The narrative also incorporates the ubiquitous appeal to nature fallacy – anything natural is good, and anything “chemical” is bad. Cancer is caused by exposure to chemicals, so all you have to do to cure it is purge yourself of chemicals and consume only all-natural foods and pure water. Oh yeah, and a bunch of supplements you will have to mortgage your house to pay for.
That is the narrative that has victimized Julie Reason. She says:
The diet is very strict, basically just fruit and veg while I can only drink water. I also take between 60 and 70 supplements a day with some of them as expensive as £90, while I also take cannabis oil which helps.
Promoting the film she and her husband are trying to fund, he says:

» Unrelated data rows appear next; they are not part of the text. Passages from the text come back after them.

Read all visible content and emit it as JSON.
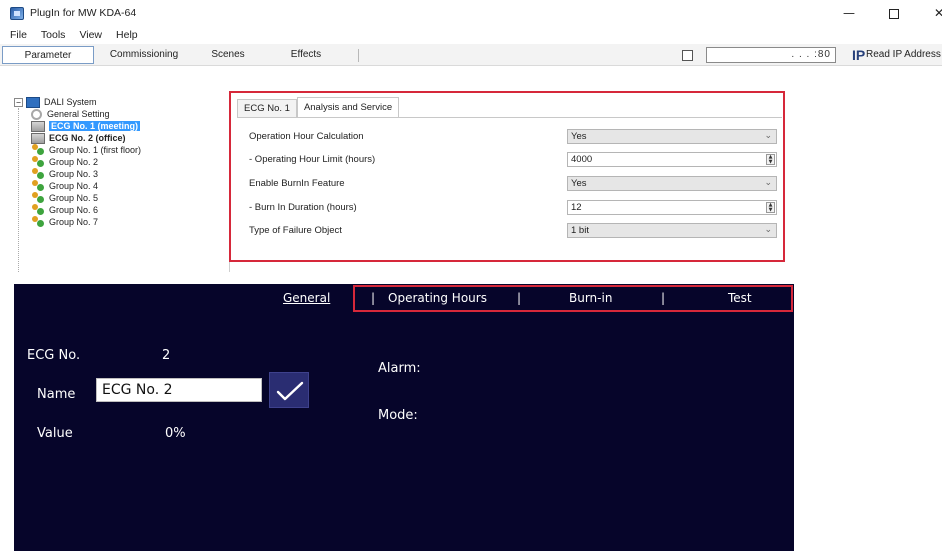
{
  "window": {
    "title": "PlugIn for MW KDA-64",
    "controls": {
      "minimize": "—",
      "close": "✕"
    }
  },
  "menu": [
    "File",
    "Tools",
    "View",
    "Help"
  ],
  "toolbar": {
    "tabs": [
      "Parameter",
      "Commissioning",
      "Scenes",
      "Effects"
    ],
    "active_tab": "Parameter",
    "ip_value": ". . . :80",
    "read_ip_label": "Read IP Address"
  },
  "tree": {
    "root": "DALI System",
    "items": [
      "General Setting",
      "ECG No. 1 (meeting)",
      "ECG No. 2 (office)",
      "Group No. 1 (first floor)",
      "Group No. 2",
      "Group No. 3",
      "Group No. 4",
      "Group No. 5",
      "Group No. 6",
      "Group No. 7"
    ],
    "selected": "ECG No. 1 (meeting)"
  },
  "panel": {
    "tabs": [
      "ECG No. 1",
      "Analysis and Service"
    ],
    "active_tab": "Analysis and Service",
    "rows": [
      {
        "label": "Operation Hour Calculation",
        "value": "Yes",
        "control": "select"
      },
      {
        "label": "- Operating Hour Limit (hours)",
        "value": "4000",
        "control": "number"
      },
      {
        "label": "Enable BurnIn Feature",
        "value": "Yes",
        "control": "select"
      },
      {
        "label": "- Burn In Duration (hours)",
        "value": "12",
        "control": "number"
      },
      {
        "label": "Type of Failure Object",
        "value": "1 bit",
        "control": "select"
      }
    ]
  },
  "visu": {
    "nav": {
      "general": "General",
      "sep": "|",
      "operating_hours": "Operating Hours",
      "burn_in": "Burn-in",
      "test": "Test"
    },
    "ecg_label": "ECG No.",
    "ecg_value": "2",
    "name_label": "Name",
    "name_value": "ECG No. 2",
    "value_label": "Value",
    "value_value": "0%",
    "alarm_label": "Alarm:",
    "mode_label": "Mode:"
  },
  "colors": {
    "highlight": "#d6283a",
    "visu_background": "#06052a",
    "selection": "#3399ff"
  }
}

The feature-length documentary will look at how the chemicals used in agriculture and food, as well as our general everyday environment, affect our bodies’ immune system. Against All Odds will bring a better understanding to the problem we face as consumers, where large multinational companies are putting profits before the health of the people, and will look at the influences corporations have on government. The film will bring you some inspiring stories from people who have turned their lives around and are beating cancer after being labelled as stage four terminally ill.
Yep, that’s the narrative in a nutshell.

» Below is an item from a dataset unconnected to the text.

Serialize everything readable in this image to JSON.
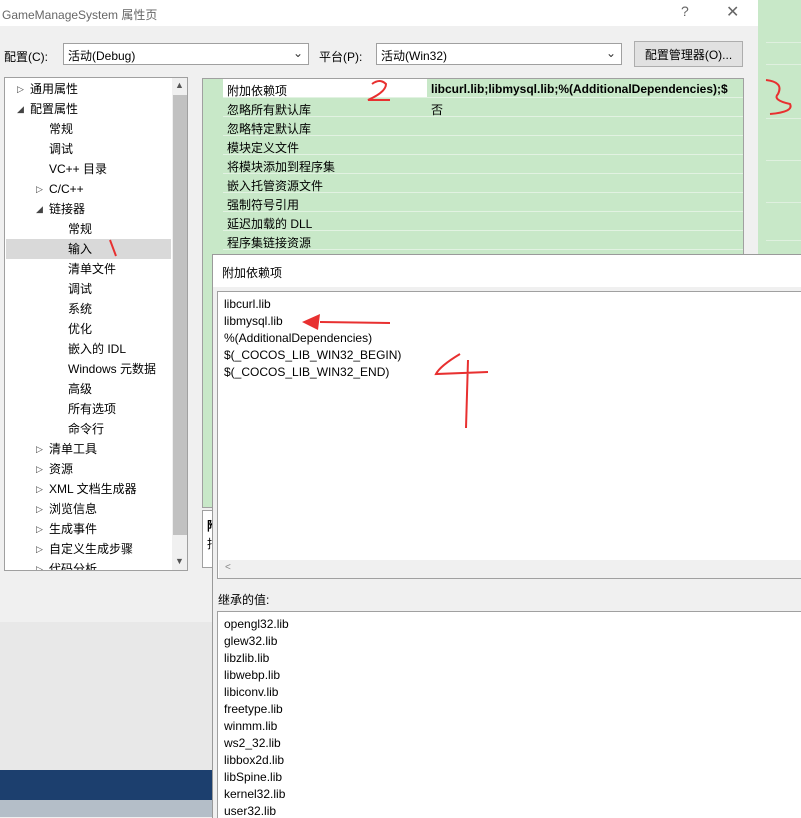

This is also a common approach to promoting dubious treatments, using anecdotal evidence. You cannot know if an individual has “beaten cancer” because of a specific treatment. That is because cancer is a complex category of many diseases, and has a variable natural history. You cannot know what would have happened in any individual if they had chosen different treatment options or no treatment. It is also very common for those facing cancer to combine multiple treatments, standard and dubious. There is a tendency to credit the dubious treatment, partly because that justifies the decision to pursue such treatment in the first place.
There is also a well-known phenomenon called “survivor bias.” If 100 people have cancer with 98% fatality, and then you talk to the 2 people who survive you might be tempted to conclude that whatever they were doing was responsible for their survival. However, they may just be lucky. This is like asking lotto winners how they pick their numbers.

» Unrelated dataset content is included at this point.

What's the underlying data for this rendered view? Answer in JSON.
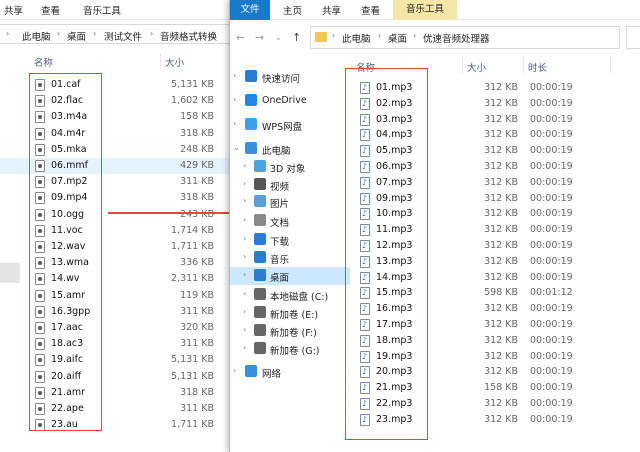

This is the problem with anecdotal evidence – it doesn’t really tell you anything (except what you want to conclude in the first place). We need high quality scientific evidence to sort through all the complexity.
What the science shows (as nicely reviewed by David Gorski) is that a good diet and regular exercise are associated with an overall decreased risk of developing cancer. However, once you develop cancer it is too late to prevent it. The relationship between diet and cancer outcomes is more complex.
The bottom line is that you cannot cure your cancer with diet. Good nutrition is important to good outcomes, but they don’t treat the cancer itself. Cancer is both a genetic and metabolic disease, and is complex. No simplistic approach is likely going to work, and there is no reason to think that eating fruits and vegetables is going to alter the genetic mutations that make cells cancerous. The usual justification for the diet approach is that a good diet “boosts the immune system.” This is based on the false premise that a healthy immune system can beat all cancers all the time. But this is simply not true.
I wish the best for Julie Reason, but the film she plans with her husband is misguided. It is based on a false and simple narrative, divorced from science, and is nothing more than a conspiracy theory. It is especially pernicious to frame the narrative as providing hope for the terminal. False hope can lead people to do desperate and self-destructive things, and to distrust the very people who are likely to be giving the best advice.